### Task details
Find each line of the entries with the string "JSON", please, and copy it.

Source data:
......
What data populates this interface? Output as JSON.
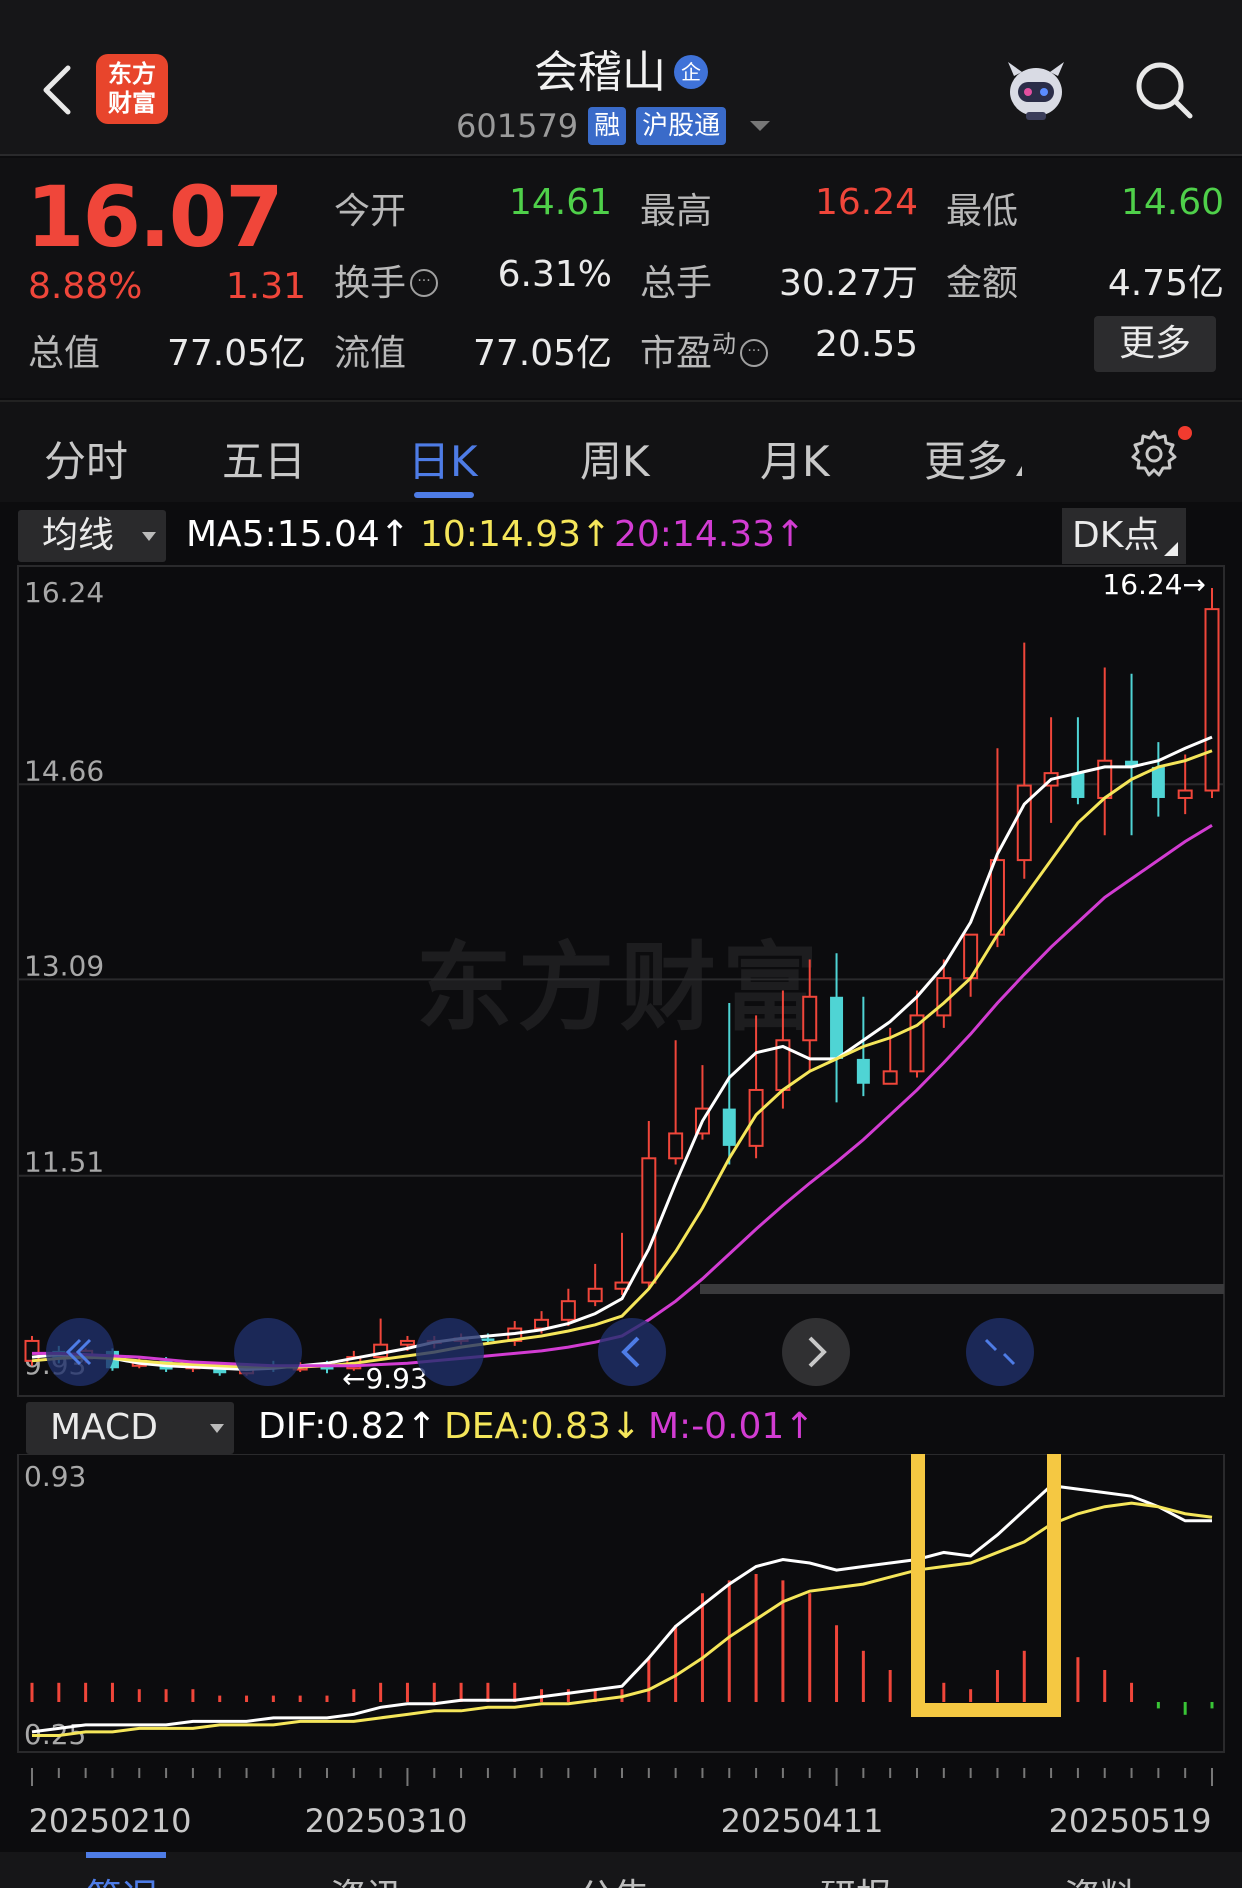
{
  "header": {
    "logo_line1": "东方",
    "logo_line2": "财富",
    "stock_name": "会稽山",
    "qi_badge": "企",
    "stock_code": "601579",
    "tag_rong": "融",
    "tag_hgt": "沪股通"
  },
  "quote": {
    "price": "16.07",
    "change_pct": "8.88%",
    "change_amt": "1.31",
    "open_label": "今开",
    "open": "14.61",
    "high_label": "最高",
    "high": "16.24",
    "low_label": "最低",
    "low": "14.60",
    "turnover_label": "换手",
    "turnover": "6.31%",
    "volume_label": "总手",
    "volume": "30.27万",
    "amount_label": "金额",
    "amount": "4.75亿",
    "mktcap_label": "总值",
    "mktcap": "77.05亿",
    "float_label": "流值",
    "float_cap": "77.05亿",
    "pe_label": "市盈",
    "pe_sup": "动",
    "pe": "20.55",
    "more_label": "更多"
  },
  "tabs": [
    "分时",
    "五日",
    "日K",
    "周K",
    "月K",
    "更多"
  ],
  "active_tab": "日K",
  "ma": {
    "selector": "均线",
    "ma5": "MA5:15.04↑",
    "ma10": "10:14.93↑",
    "ma20": "20:14.33↑",
    "dk_label": "DK点"
  },
  "macd_bar": {
    "selector": "MACD",
    "dif": "DIF:0.82↑",
    "dea": "DEA:0.83↓",
    "m": "M:-0.01↑"
  },
  "colors": {
    "up": "#f0463a",
    "down": "#4fd4d4",
    "ma5": "#ffffff",
    "ma10": "#f5e65a",
    "ma20": "#d23cd2",
    "accent": "#4e7ce6",
    "highlight_box": "#f5c842"
  },
  "chart_data": [
    {
      "type": "candlestick",
      "title": "",
      "y_ticks": [
        "16.24",
        "14.66",
        "13.09",
        "11.51",
        "9.93"
      ],
      "ylim": [
        9.93,
        16.24
      ],
      "max_label": "16.24→",
      "min_label": "←9.93",
      "series": [
        {
          "name": "MA5",
          "values": [
            10.05,
            10.07,
            10.06,
            10.04,
            10.0,
            9.98,
            9.97,
            9.96,
            9.95,
            9.96,
            9.98,
            10.0,
            10.04,
            10.08,
            10.12,
            10.17,
            10.2,
            10.22,
            10.24,
            10.27,
            10.32,
            10.4,
            10.52,
            10.92,
            11.45,
            11.95,
            12.3,
            12.5,
            12.55,
            12.45,
            12.45,
            12.6,
            12.75,
            12.95,
            13.2,
            13.55,
            14.1,
            14.5,
            14.7,
            14.75,
            14.8,
            14.8,
            14.85,
            14.95,
            15.04
          ]
        },
        {
          "name": "10",
          "values": [
            10.02,
            10.04,
            10.05,
            10.04,
            10.02,
            10.0,
            9.99,
            9.98,
            9.97,
            9.97,
            9.97,
            9.98,
            10.0,
            10.03,
            10.06,
            10.09,
            10.13,
            10.16,
            10.19,
            10.22,
            10.26,
            10.31,
            10.38,
            10.6,
            10.9,
            11.25,
            11.65,
            12.0,
            12.2,
            12.35,
            12.45,
            12.55,
            12.62,
            12.72,
            12.9,
            13.1,
            13.45,
            13.75,
            14.05,
            14.35,
            14.55,
            14.7,
            14.8,
            14.85,
            14.93
          ]
        },
        {
          "name": "20",
          "values": [
            10.08,
            10.08,
            10.07,
            10.06,
            10.05,
            10.03,
            10.01,
            10.0,
            9.99,
            9.98,
            9.98,
            9.98,
            9.98,
            9.99,
            10.0,
            10.02,
            10.04,
            10.06,
            10.08,
            10.1,
            10.13,
            10.17,
            10.22,
            10.35,
            10.5,
            10.68,
            10.88,
            11.08,
            11.27,
            11.45,
            11.62,
            11.8,
            12.0,
            12.2,
            12.42,
            12.65,
            12.9,
            13.13,
            13.35,
            13.55,
            13.75,
            13.9,
            14.05,
            14.2,
            14.33
          ]
        }
      ],
      "candles": {
        "open": [
          10.02,
          10.1,
          10.04,
          10.1,
          9.98,
          10.02,
          9.96,
          9.97,
          9.92,
          9.98,
          9.95,
          9.98,
          9.96,
          10.05,
          10.15,
          10.18,
          10.18,
          10.2,
          10.18,
          10.28,
          10.35,
          10.5,
          10.6,
          10.65,
          11.65,
          11.85,
          12.05,
          11.75,
          12.2,
          12.6,
          12.95,
          12.45,
          12.25,
          12.35,
          12.8,
          13.1,
          13.45,
          14.05,
          14.65,
          14.75,
          14.55,
          14.85,
          14.8,
          14.55,
          14.61
        ],
        "close": [
          10.18,
          10.04,
          10.1,
          9.96,
          10.02,
          9.95,
          9.98,
          9.92,
          9.96,
          9.96,
          9.98,
          9.95,
          10.05,
          10.15,
          10.18,
          10.18,
          10.2,
          10.18,
          10.28,
          10.35,
          10.5,
          10.6,
          10.65,
          11.65,
          11.85,
          12.05,
          11.75,
          12.2,
          12.6,
          12.95,
          12.45,
          12.25,
          12.35,
          12.8,
          13.1,
          13.45,
          14.05,
          14.65,
          14.75,
          14.55,
          14.85,
          14.8,
          14.55,
          14.61,
          16.07
        ],
        "high": [
          10.22,
          10.14,
          10.12,
          10.12,
          10.04,
          10.05,
          10.02,
          10.0,
          9.99,
          10.02,
          10.01,
          10.02,
          10.1,
          10.36,
          10.22,
          10.22,
          10.24,
          10.24,
          10.34,
          10.42,
          10.6,
          10.8,
          11.05,
          11.95,
          12.6,
          12.4,
          12.9,
          12.8,
          13.0,
          13.25,
          13.3,
          12.95,
          12.7,
          13.0,
          13.25,
          13.45,
          14.95,
          15.8,
          15.2,
          15.2,
          15.6,
          15.55,
          15.0,
          14.9,
          16.24
        ],
        "low": [
          9.98,
          10.0,
          10.0,
          9.94,
          9.96,
          9.93,
          9.93,
          9.9,
          9.9,
          9.93,
          9.93,
          9.92,
          9.94,
          10.02,
          10.1,
          10.12,
          10.15,
          10.15,
          10.14,
          10.24,
          10.3,
          10.46,
          10.55,
          10.6,
          11.6,
          11.8,
          11.6,
          11.65,
          12.05,
          12.35,
          12.1,
          12.15,
          12.25,
          12.3,
          12.7,
          12.95,
          13.35,
          13.9,
          14.35,
          14.5,
          14.25,
          14.25,
          14.4,
          14.42,
          14.55
        ]
      }
    },
    {
      "type": "macd",
      "y_ticks": [
        "0.93",
        "0.25"
      ],
      "ylim": [
        0.18,
        0.97
      ],
      "series": [
        {
          "name": "DIF",
          "values": [
            0.22,
            0.23,
            0.24,
            0.24,
            0.24,
            0.24,
            0.25,
            0.25,
            0.25,
            0.26,
            0.26,
            0.26,
            0.27,
            0.29,
            0.3,
            0.3,
            0.31,
            0.31,
            0.31,
            0.32,
            0.33,
            0.34,
            0.35,
            0.43,
            0.52,
            0.58,
            0.64,
            0.69,
            0.71,
            0.7,
            0.68,
            0.69,
            0.7,
            0.71,
            0.73,
            0.72,
            0.78,
            0.85,
            0.92,
            0.91,
            0.9,
            0.89,
            0.86,
            0.82,
            0.82
          ]
        },
        {
          "name": "DEA",
          "values": [
            0.21,
            0.21,
            0.22,
            0.22,
            0.23,
            0.23,
            0.23,
            0.24,
            0.24,
            0.24,
            0.25,
            0.25,
            0.25,
            0.26,
            0.27,
            0.28,
            0.28,
            0.29,
            0.29,
            0.3,
            0.3,
            0.31,
            0.32,
            0.34,
            0.38,
            0.43,
            0.49,
            0.54,
            0.59,
            0.62,
            0.63,
            0.64,
            0.66,
            0.68,
            0.69,
            0.7,
            0.73,
            0.76,
            0.81,
            0.84,
            0.86,
            0.87,
            0.86,
            0.84,
            0.83
          ]
        },
        {
          "name": "M",
          "values": [
            0.03,
            0.03,
            0.03,
            0.03,
            0.02,
            0.02,
            0.02,
            0.01,
            0.01,
            0.01,
            0.01,
            0.01,
            0.02,
            0.03,
            0.03,
            0.03,
            0.03,
            0.03,
            0.03,
            0.02,
            0.02,
            0.02,
            0.02,
            0.07,
            0.12,
            0.17,
            0.19,
            0.2,
            0.19,
            0.17,
            0.12,
            0.08,
            0.05,
            0.04,
            0.03,
            0.02,
            0.05,
            0.08,
            0.1,
            0.07,
            0.05,
            0.03,
            -0.01,
            -0.02,
            -0.01
          ]
        }
      ]
    }
  ],
  "dates": [
    "20250210",
    "20250310",
    "20250411",
    "20250519"
  ],
  "bottom_tabs": [
    "简况",
    "资讯",
    "公告",
    "研报",
    "资料"
  ]
}
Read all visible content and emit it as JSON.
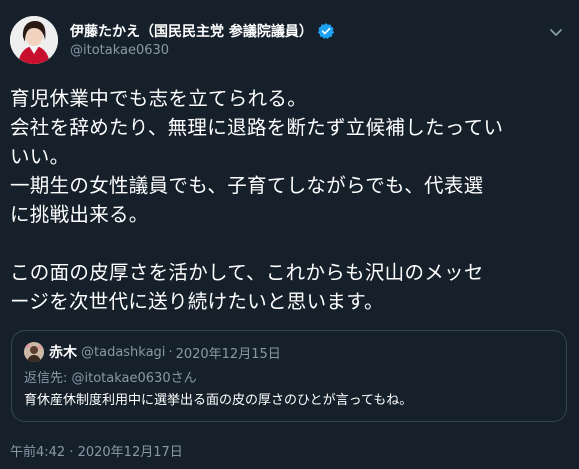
{
  "author": {
    "display_name": "伊藤たかえ（国民民主党 参議院議員）",
    "handle": "@itotakae0630",
    "avatar_icon": "profile-photo-woman",
    "verified_icon": "verified-badge-icon"
  },
  "tweet": {
    "text": "育児休業中でも志を立てられる。\n会社を辞めたり、無理に退路を断たず立候補したってい\nいい。\n一期生の女性議員でも、子育てしながらでも、代表選\nに挑戦出来る。\n\nこの面の皮厚さを活かして、これからも沢山のメッセ\nージを次世代に送り続けたいと思います。",
    "timestamp": "午前4:42 · 2020年12月17日"
  },
  "quoted_tweet": {
    "name": "赤木",
    "handle": "@tadashkagi",
    "separator": "·",
    "date": "2020年12月15日",
    "reply_to": "返信先: @itotakae0630さん",
    "text": "育休産休制度利用中に選挙出る面の皮の厚さのひとが言ってもね。"
  },
  "colors": {
    "background": "#15202b",
    "text_primary": "#ffffff",
    "text_secondary": "#8899a6",
    "border": "#38444d",
    "verified_blue": "#1da1f2"
  }
}
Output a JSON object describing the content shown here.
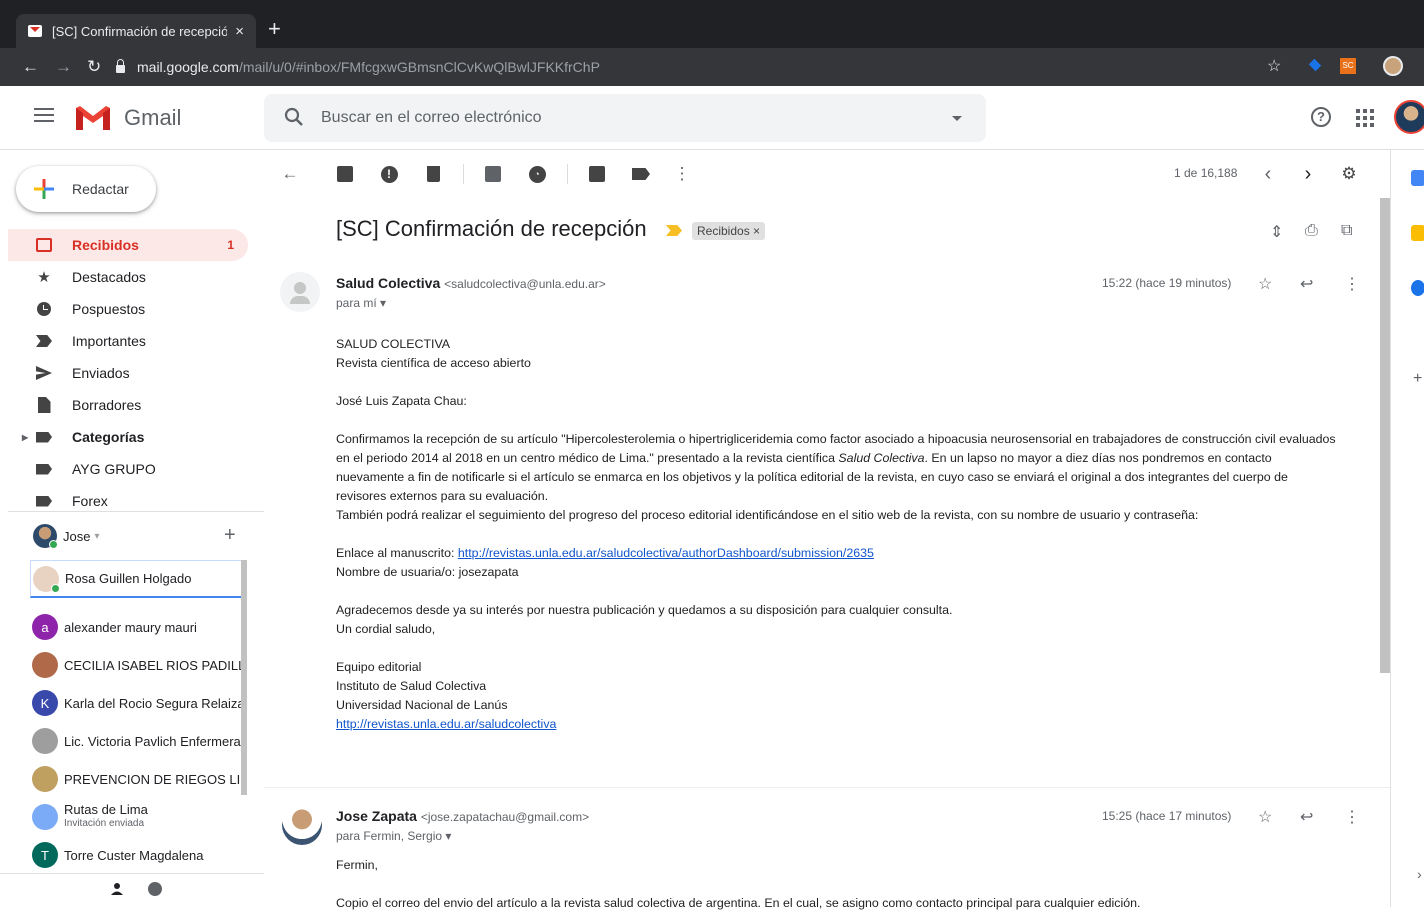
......
### Written response
What data populates this interface? Output as JSON.
Read all visible content and emit it as JSON.
Output a JSON object describing the content shown here.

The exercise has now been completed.